Moving in to halls…
Moving in day was an anxious one for me and I remember having butterflies in my stomach. This is a big step for everyone and you are not alone in feeling nervous. Use moving in day as an opportunity to get to know the people you will be living with as these will be the people you will spend most of your time with during welcome week.

Healthcare students are often placed in the same accommodation as each other. Trust me – this helps as your flatmates will understand your crazy schedule and will keep the noise down after you’ve worked a night shift.

Tips: When unpacking, leave your door open with a doorstop. This will show that you are open to conversations and will make you more approachable to your new flatmates. Go to your accommodation’s events during welcome week and find out about the different people in your building. You may even find people on the same course as you. For me, this event is where I met my friends for life.

Commuting from home…
Many of my friends lived at home or in private accommodation during their time at university, but mentioned to me they felt worried about making friends and fitting in. Three years on this clearly wasn’t an issue, and they told me their top tips…

Tips: Join as many societies as your studies (and commute) can handle. This will be a great tool to meet people both on and off your course. It can also help you discover interests you didn’t know about.

First week of university…
Firstly, ensure you are properly enrolled and you have collected your uniform for when you’re on shift. This is your last chance to ensure your DBS, compliance documents and vaccinations are up-to-date too. It really helps if you go to all your inductions so you find out how best to use the IT facilities, the library and the student support services you might not yet know about.

Be sure to get involved in as many freshers’ week activities as possible. Take the opportunity to see the KCLSU and find out with societies or events you may like.

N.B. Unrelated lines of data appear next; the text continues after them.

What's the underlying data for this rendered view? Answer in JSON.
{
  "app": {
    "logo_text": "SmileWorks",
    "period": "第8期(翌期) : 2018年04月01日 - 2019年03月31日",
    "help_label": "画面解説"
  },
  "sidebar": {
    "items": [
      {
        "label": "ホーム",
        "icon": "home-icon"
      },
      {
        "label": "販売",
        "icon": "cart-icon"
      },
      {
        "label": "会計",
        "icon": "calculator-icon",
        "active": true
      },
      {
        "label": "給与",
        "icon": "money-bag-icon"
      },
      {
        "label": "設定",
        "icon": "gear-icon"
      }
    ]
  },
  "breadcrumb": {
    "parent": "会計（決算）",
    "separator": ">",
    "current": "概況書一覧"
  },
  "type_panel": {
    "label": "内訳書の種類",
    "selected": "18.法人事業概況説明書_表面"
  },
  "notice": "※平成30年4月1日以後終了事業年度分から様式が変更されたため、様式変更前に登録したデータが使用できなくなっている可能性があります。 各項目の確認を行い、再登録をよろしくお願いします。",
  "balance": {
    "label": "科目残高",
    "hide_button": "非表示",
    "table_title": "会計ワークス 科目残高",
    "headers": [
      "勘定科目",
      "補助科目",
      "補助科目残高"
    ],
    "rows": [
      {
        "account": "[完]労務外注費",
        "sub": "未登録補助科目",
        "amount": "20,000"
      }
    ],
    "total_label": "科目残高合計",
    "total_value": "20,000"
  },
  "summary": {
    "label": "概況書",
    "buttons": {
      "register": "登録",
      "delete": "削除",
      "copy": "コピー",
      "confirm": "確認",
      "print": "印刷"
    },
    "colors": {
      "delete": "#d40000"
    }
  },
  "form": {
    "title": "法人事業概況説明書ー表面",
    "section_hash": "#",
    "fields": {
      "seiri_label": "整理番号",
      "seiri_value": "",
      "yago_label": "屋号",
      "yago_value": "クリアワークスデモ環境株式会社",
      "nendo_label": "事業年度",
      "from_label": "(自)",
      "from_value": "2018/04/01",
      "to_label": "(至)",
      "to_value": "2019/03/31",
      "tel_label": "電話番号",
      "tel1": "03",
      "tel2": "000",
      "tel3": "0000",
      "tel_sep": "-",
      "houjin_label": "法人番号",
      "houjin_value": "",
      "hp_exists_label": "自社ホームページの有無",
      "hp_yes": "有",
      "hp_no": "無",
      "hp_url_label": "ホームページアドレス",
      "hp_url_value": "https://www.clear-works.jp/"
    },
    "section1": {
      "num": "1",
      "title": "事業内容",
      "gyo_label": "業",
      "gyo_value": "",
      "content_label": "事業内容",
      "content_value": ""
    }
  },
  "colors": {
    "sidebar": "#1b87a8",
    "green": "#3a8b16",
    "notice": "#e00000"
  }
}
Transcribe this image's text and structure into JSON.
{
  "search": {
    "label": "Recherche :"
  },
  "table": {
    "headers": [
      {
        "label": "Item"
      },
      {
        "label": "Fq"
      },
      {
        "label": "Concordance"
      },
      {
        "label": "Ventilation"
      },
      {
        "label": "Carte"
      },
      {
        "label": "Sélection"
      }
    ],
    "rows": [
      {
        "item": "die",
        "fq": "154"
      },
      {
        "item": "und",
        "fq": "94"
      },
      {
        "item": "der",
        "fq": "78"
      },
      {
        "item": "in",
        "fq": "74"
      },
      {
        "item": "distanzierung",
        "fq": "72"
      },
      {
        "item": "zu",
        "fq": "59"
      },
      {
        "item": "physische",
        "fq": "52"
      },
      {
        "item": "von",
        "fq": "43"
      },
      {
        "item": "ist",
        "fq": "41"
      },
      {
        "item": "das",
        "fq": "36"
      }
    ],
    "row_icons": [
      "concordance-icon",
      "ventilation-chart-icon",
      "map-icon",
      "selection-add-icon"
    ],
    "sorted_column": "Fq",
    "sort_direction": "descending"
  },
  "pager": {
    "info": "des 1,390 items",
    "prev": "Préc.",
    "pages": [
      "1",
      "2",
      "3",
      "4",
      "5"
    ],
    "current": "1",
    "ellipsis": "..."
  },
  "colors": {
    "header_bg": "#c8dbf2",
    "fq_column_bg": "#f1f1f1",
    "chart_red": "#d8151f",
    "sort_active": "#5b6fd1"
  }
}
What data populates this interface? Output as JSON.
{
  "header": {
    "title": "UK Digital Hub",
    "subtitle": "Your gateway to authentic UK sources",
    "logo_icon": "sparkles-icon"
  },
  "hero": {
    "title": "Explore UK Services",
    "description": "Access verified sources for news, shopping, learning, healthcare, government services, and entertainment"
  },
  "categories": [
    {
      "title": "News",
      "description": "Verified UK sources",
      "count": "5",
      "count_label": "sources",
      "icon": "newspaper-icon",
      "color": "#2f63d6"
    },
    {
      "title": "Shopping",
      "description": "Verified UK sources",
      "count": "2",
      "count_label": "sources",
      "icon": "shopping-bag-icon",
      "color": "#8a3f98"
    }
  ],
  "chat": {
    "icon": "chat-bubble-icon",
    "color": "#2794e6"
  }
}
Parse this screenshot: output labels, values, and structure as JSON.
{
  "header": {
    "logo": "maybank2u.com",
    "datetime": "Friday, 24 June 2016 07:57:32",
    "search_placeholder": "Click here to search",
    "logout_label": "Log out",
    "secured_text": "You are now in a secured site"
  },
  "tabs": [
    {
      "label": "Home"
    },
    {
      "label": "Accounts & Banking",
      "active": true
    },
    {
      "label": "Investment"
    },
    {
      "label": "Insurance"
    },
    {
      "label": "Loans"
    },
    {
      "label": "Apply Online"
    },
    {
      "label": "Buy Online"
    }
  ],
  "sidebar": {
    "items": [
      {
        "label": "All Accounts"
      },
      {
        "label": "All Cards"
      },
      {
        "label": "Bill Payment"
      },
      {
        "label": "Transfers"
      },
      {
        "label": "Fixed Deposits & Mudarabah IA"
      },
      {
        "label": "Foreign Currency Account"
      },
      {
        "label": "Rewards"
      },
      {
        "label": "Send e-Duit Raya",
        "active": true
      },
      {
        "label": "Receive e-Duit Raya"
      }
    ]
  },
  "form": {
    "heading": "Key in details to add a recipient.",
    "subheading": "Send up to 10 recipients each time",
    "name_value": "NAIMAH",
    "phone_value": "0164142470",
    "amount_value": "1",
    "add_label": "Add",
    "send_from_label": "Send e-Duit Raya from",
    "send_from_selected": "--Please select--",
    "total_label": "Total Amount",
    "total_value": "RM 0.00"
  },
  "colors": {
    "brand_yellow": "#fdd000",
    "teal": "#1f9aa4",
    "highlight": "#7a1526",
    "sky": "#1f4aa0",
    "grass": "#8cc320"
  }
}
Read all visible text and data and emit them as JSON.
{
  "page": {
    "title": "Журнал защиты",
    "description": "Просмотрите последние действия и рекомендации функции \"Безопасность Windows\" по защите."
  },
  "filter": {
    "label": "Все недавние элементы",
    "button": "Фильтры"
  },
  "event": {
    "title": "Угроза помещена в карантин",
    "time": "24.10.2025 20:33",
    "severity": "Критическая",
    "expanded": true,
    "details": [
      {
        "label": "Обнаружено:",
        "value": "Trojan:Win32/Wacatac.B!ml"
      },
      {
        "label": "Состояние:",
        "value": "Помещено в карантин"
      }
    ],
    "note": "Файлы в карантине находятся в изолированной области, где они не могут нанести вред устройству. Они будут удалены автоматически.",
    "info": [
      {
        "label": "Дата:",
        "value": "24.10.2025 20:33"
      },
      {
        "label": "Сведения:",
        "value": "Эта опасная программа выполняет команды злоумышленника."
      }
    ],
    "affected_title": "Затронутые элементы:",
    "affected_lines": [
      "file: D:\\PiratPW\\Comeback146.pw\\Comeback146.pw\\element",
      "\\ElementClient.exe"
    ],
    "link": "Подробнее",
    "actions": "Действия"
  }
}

This is the easiest way to find people you can related to – something that can be difficult to do when there are so many people around so really take advantage of this.

Tips: Enjoy being a fresher and making memories that will last a lifetime. Step outside of your comfort zone and try the things you wouldn’t normally do – you never know who you’ll meet or what fun things you learn about yourself.

I wish you the best of luck!

Deborah recently graduated with a BSc in Mental Health Nursing

For more information on Mental Health Nursing, click here.